“It’s a good thing, but if the lake closes up, people can still go walking or go fishing down at the river, or find other ways to stay busy outside,” he said. “This just might have to be postponed for a while.”
The Hughbankses said they saw more golfers than usual Sunday at Hillsboro as well, participating in the course’s last day before closing.
Hett said there was a push by Marion County Health Department to take further health precautions following Kelly’s stay-home order. Closing the county lake was one option discussed, though no decision was made as of publication time.
“I hated to see all this happening now,” he said. “If it happened back in December or January, in the winter when people don’t want to be outside, it’d be a lot easier.
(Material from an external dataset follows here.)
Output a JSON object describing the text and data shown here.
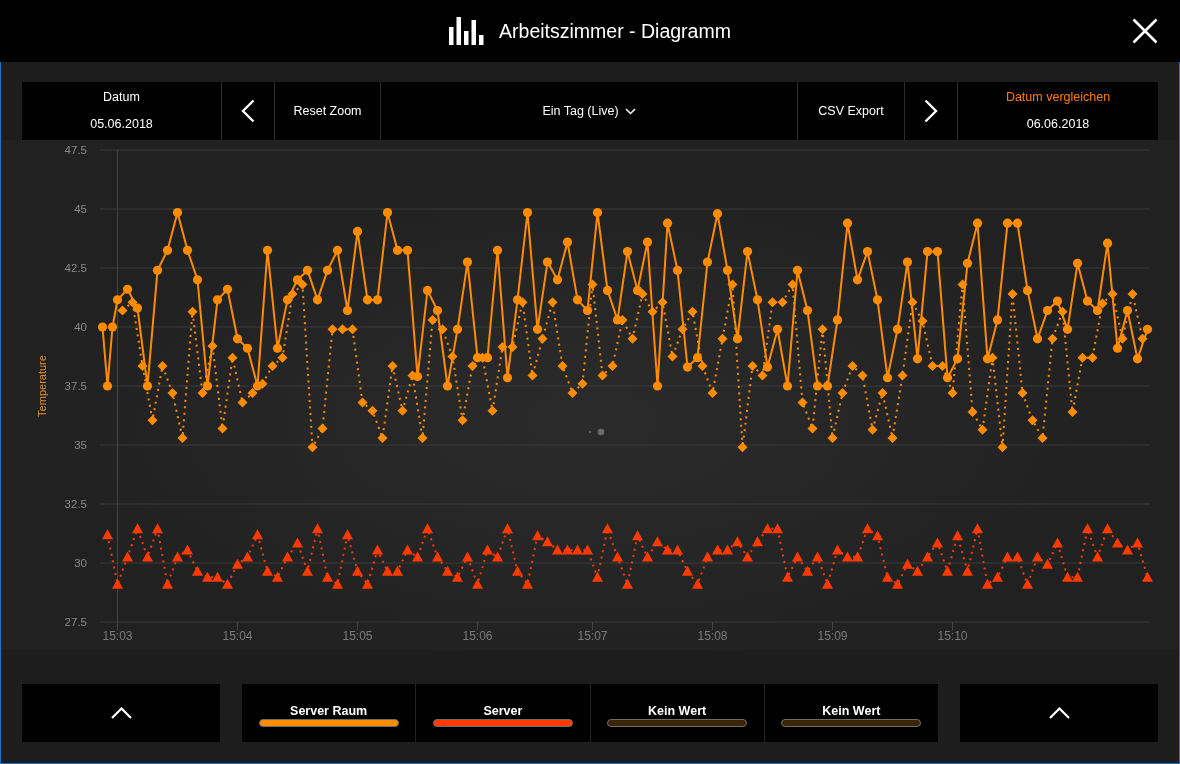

Right now when it’s finally started to warm up, this is the time when people want to come outside and do things.”
Another option discussed was keeping the lake open exclusively to county residents, Hett said.
“I know when you’re fishing you want to go up to other fishermen and ask how they’ve been doing, but we have people coming out to the lake from all over the state,” he said. “With that, it’s just more added concern because you don’t know where the people are coming from.”
While closing the lake isn’t ideal, Hett said it’s preferable to putting people’s health at risk.
“That’s more important than coming out and fishing,” he said. “If we can do something that leaves the lake open so some people can get benefit from it, I’m all for that.”
Even with restrictions people will find ways to keep busy, Chad said.
“There are always things to do around the house,” he said. “I can work from home because I have that luxury. It’s being able to spend time with my wife and kid at home.”